(Data excerpts)
^^^^
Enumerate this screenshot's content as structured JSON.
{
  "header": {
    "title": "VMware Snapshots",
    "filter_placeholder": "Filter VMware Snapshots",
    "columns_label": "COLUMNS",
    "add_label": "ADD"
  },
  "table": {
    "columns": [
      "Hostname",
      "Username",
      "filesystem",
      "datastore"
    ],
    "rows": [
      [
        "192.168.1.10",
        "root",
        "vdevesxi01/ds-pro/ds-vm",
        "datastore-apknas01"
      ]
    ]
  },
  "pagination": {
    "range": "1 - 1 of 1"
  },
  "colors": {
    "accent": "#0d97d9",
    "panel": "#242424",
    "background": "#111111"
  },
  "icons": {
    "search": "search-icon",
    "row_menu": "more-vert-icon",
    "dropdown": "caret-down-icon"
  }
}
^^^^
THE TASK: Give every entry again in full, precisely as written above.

ANSWER TO THIS EXERCISE:
Enumerate this screenshot's content as structured JSON.
{
  "header": {
    "title": "VMware Snapshots",
    "filter_placeholder": "Filter VMware Snapshots",
    "columns_label": "COLUMNS",
    "add_label": "ADD"
  },
  "table": {
    "columns": [
      "Hostname",
      "Username",
      "filesystem",
      "datastore"
    ],
    "rows": [
      [
        "192.168.1.10",
        "root",
        "vdevesxi01/ds-pro/ds-vm",
        "datastore-apknas01"
      ]
    ]
  },
  "pagination": {
    "range": "1 - 1 of 1"
  },
  "colors": {
    "accent": "#0d97d9",
    "panel": "#242424",
    "background": "#111111"
  },
  "icons": {
    "search": "search-icon",
    "row_menu": "more-vert-icon",
    "dropdown": "caret-down-icon"
  }
}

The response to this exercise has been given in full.